"2FT, descend and maintain 2,500ft. On approach you will head directly over the field to enter the right downwind for 9R. Maintain 2,500 until turning downwind."

What I was hoping for! Directly passing over the airport before turning to make an approach on to the requested runway - this was turning out to be a good day!

"2FT, cleared for touch and go. After departure, head east until the shoreline. Upon reaching the shoreline head north at or below 500ft."

500ft?! This was going to be fantastic!

While turning final I was asked the following by ATC. "2FT, out of your left side, confirm sight of traffic. Type Jetblue Airbus A320 on short final runway 9L."

I looked to my left and in what looked like an arms length a European manufactured commercial airliner was partnering me on to solid ground. A mesmeric sight.
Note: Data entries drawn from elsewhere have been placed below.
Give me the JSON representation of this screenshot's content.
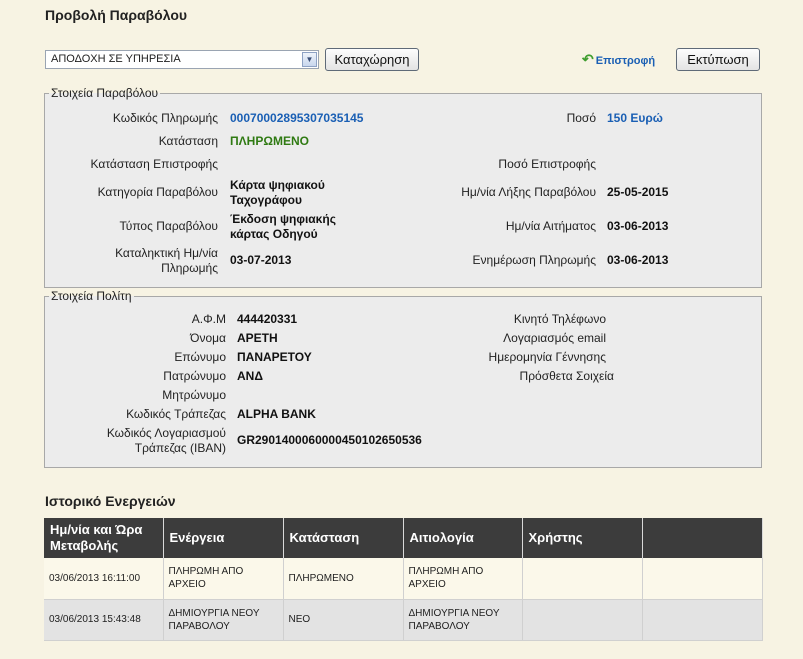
{
  "page_title": "Προβολή Παραβόλου",
  "toolbar": {
    "status_select": "ΑΠΟΔΟΧΗ ΣΕ ΥΠΗΡΕΣΙΑ",
    "submit_label": "Καταχώρηση",
    "back_label": "Επιστροφή",
    "print_label": "Εκτύπωση"
  },
  "fee": {
    "legend": "Στοιχεία Παραβόλου",
    "payment_code_label": "Κωδικός Πληρωμής",
    "payment_code": "00070002895307035145",
    "amount_label": "Ποσό",
    "amount": "150 Ευρώ",
    "status_label": "Κατάσταση",
    "status": "ΠΛΗΡΩΜΕΝΟ",
    "refund_status_label": "Κατάσταση Επιστροφής",
    "refund_amount_label": "Ποσό Επιστροφής",
    "category_label": "Κατηγορία Παραβόλου",
    "category_line1": "Κάρτα ψηφιακού",
    "category_line2": "Ταχογράφου",
    "expiry_label": "Ημ/νία Λήξης Παραβόλου",
    "expiry": "25-05-2015",
    "type_label": "Τύπος Παραβόλου",
    "type_line1": "Έκδοση ψηφιακής",
    "type_line2": "κάρτας Οδηγού",
    "request_date_label": "Ημ/νία Αιτήματος",
    "request_date": "03-06-2013",
    "deadline_label_line1": "Καταληκτική Ημ/νία",
    "deadline_label_line2": "Πληρωμής",
    "deadline": "03-07-2013",
    "payment_update_label": "Ενημέρωση Πληρωμής",
    "payment_update": "03-06-2013"
  },
  "citizen": {
    "legend": "Στοιχεία Πολίτη",
    "afm_label": "Α.Φ.Μ",
    "afm": "444420331",
    "first_name_label": "Όνομα",
    "first_name": "ΑΡΕΤΗ",
    "last_name_label": "Επώνυμο",
    "last_name": "ΠΑΝΑΡΕΤΟΥ",
    "father_label": "Πατρώνυμο",
    "father": "ΑΝΔ",
    "mother_label": "Μητρώνυμο",
    "bank_code_label": "Κωδικός Τράπεζας",
    "bank_code": "ALPHA BANK",
    "iban_label_line1": "Κωδικός Λογαριασμού",
    "iban_label_line2": "Τράπεζας (IBAN)",
    "iban": "GR2901400060000450102650536",
    "mobile_label": "Κινητό Τηλέφωνο",
    "email_label": "Λογαριασμός email",
    "birth_label": "Ημερομηνία Γέννησης",
    "extra_label": "Πρόσθετα Σοιχεία"
  },
  "history": {
    "title": "Ιστορικό Ενεργειών",
    "columns": [
      "Ημ/νία και Ώρα Μεταβολής",
      "Ενέργεια",
      "Κατάσταση",
      "Αιτιολογία",
      "Χρήστης",
      ""
    ],
    "rows": [
      [
        "03/06/2013 16:11:00",
        "ΠΛΗΡΩΜΗ ΑΠΟ ΑΡΧΕΙΟ",
        "ΠΛΗΡΩΜΕΝΟ",
        "ΠΛΗΡΩΜΗ ΑΠΟ ΑΡΧΕΙΟ",
        "",
        ""
      ],
      [
        "03/06/2013 15:43:48",
        "ΔΗΜΙΟΥΡΓΙΑ ΝΕΟΥ ΠΑΡΑΒΟΛΟΥ",
        "ΝΕΟ",
        "ΔΗΜΙΟΥΡΓΙΑ ΝΕΟΥ ΠΑΡΑΒΟΛΟΥ",
        "",
        ""
      ]
    ]
  }
}
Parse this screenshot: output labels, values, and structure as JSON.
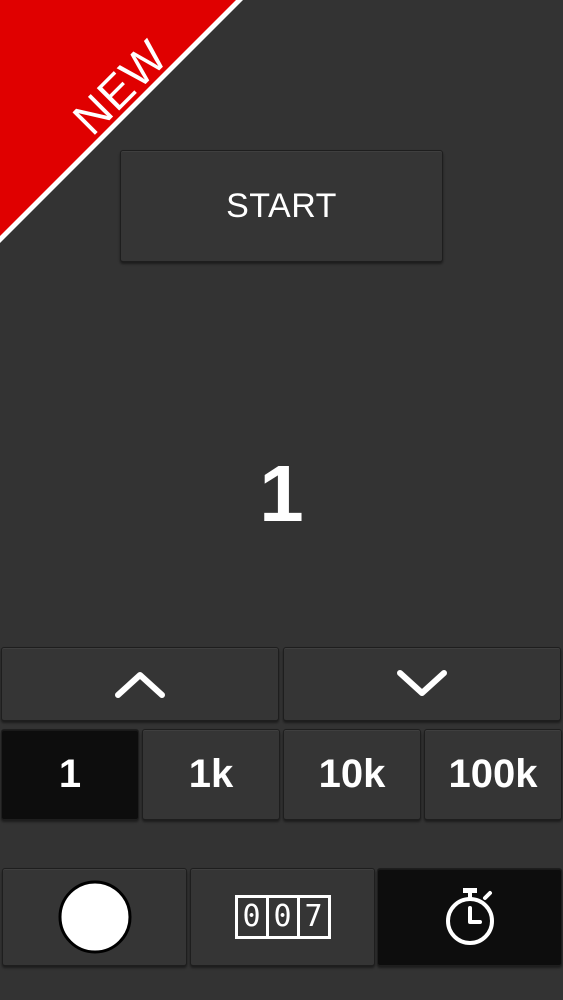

A quick touch and go in a windy Fort Lauderdale and I was airborne within a very short period of time. It was very odd leveling out at 500ft . Our standard procedure is to climb on runway heading to at least 700ft before making a turn.

Cruising over the shoreline at 500ft I made a turn towards home. The coast would take me directly back to the home city here in the US. I asked on a number of occasions to be cleared back to a reasonable cruising altitude but was refused every time; I wasn't complaining too much - the views were fantastic!

Finally, having passed below the airspace surround West Palm Beach their approach allowed me to climb up to a respectable 4,500 feet for the journey back to Melbourne.

It was a pleasant flight back. The winds were as predicted and it took some time for the international airport to come in to sight.

Due to the ATC dodging earlier in the morning I had used up the allocated time I was allowing for a few landings and also owing to a well overdue bathroom break I proceeded back to the ramp.

The winds had considerably increased since the departure three hours earlier so it made for a challenging yet satisfying approach.

Three wheels on the ground I taxied back to base and shut down the engine. Arguably my favourite flight yet.

Today was the same story as that of Friday. The winds were predictable last night and having exceeded 30kts today it was a certainty that another enjoyable afternoon in the air wasn't going to happen.

Tomorrow is the start of three days I have been looking forward to for months. We're finally going to be taking our upset recovery training.

This involves a ground school covering the subjects we will be learning about over the coming three days followed by five hours in the Extra 300 (those famously used in the Red Bull air races.

This course is designed pretty much as described. To train pilots on how to recover from flight situations which can be extremely dangerous to both the aircraft, those on board and people on the ground. There have been a number of incidences where an aeroplane has got itself into a situation whereby the pilot's are not trained to deal with. I am of the understanding that a number of the maneuvers that we will be covering are also not taught in the simulator training during the type rating stage of training.

I'm also hoping we can do a couple of loops too!

Tomorrow also is the day that some of the family is coming out to visit. Arguably not the best time (although since last summer there hasn't really been any good time!) to come out but I'll hopefully get to see them as much as possible.

With the weather causing problems and a list of flights I need to get through it looks like the next five or six weeks will be extremely busy and there will simply be no time for rest.

Pretty similar to the past six months really...


  1. Unless you were over a deserted area, that "at or below 500 ft" request asked you to bust the FARS. Remember the one about being 500ft or more from any building, person, vehicle or other structure?

    Have fun with the Extra 300, I got some Citabria aerobatic time a few years ago which is implanted strongly in memory, possibly due to how sick I felt afterwards :(

  2. Hey D.B.

    Yes it would! Fortunately I was over the ocean at 500ft so it was JUST legal!

    The Extra is fantastic - but I agree, the queasiness is the major downside!